These work are interesting because if the genetic mechanisms by which menopause occurs are elucidated, perhaps the question of whether it is an adaptation, or not, will be resolved (or greater clarity attained). Below are some figures on the global distribution of some of the larger effect SNPs identified from the HGDP browser.
rs314277 on LIN28B, with “A” variant increasing menarche by 0.0963 years.
rs1172822, -0.4 year per “T” allele for age at menopause.
rs236114; +0.5 year per “A” allele for age at menopause. I think the labels for the HGDP are off here. Pubmed agrees with the paper, so I suspect T = A, and C = G.
rs7333181; +0.5 year per “A” allele for age at menopause.
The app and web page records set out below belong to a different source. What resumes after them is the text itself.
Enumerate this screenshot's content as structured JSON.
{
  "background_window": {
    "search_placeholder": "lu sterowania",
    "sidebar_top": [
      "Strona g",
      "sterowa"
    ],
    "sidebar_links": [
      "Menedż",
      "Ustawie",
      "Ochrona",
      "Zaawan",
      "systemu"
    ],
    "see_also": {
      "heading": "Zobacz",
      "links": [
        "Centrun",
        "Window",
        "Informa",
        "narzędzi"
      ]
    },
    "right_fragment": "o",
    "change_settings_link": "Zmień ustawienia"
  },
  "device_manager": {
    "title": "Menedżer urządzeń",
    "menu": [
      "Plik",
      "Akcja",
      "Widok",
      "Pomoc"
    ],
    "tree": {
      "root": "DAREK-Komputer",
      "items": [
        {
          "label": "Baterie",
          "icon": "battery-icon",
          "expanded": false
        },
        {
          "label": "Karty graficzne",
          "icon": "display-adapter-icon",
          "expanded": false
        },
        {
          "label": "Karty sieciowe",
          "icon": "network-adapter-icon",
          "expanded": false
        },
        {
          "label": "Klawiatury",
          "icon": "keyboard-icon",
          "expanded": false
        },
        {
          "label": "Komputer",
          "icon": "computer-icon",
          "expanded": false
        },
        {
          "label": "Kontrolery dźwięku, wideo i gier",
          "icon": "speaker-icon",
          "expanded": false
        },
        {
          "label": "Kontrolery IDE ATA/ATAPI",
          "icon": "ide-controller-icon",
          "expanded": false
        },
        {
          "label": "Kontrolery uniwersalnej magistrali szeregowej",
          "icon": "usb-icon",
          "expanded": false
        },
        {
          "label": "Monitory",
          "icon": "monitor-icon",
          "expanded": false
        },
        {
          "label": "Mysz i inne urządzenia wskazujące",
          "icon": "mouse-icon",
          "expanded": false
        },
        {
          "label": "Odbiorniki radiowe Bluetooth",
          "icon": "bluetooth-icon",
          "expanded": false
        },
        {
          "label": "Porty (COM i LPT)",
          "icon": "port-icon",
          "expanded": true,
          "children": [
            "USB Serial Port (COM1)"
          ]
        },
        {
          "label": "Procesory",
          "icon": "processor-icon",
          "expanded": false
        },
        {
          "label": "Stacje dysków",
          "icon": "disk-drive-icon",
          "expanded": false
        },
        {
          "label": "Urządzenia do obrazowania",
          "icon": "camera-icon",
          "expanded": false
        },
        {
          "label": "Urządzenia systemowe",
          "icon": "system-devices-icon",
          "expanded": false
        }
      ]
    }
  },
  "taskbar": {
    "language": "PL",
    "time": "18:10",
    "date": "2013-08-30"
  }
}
rs314276, “C” allele, 0.12 years earlier menarche, earlier breast development, earlier voice breaking and more advanced pubic hair development (in boys), faster tempo of height growth in girls and shorter adult height in both sexes.
1) Be careful to compare across populations obviously. Effect sizes (or perhaps direction) might differ for a given variant.
2) The fact that these loci are implicated in lots of traits is not surprising, but intriguing. One of the arguments for the timing of menopause is that is adaptive for older women to aid in the rearing of their daughter’s offspring, as opposed to risking further pregnancy. These data suggest a connection between onset of puberty and menopause. All things equal shifting the onset of puberty will have a much bigger direct fitness effect it seems to me than the secondary effects of grandmothers.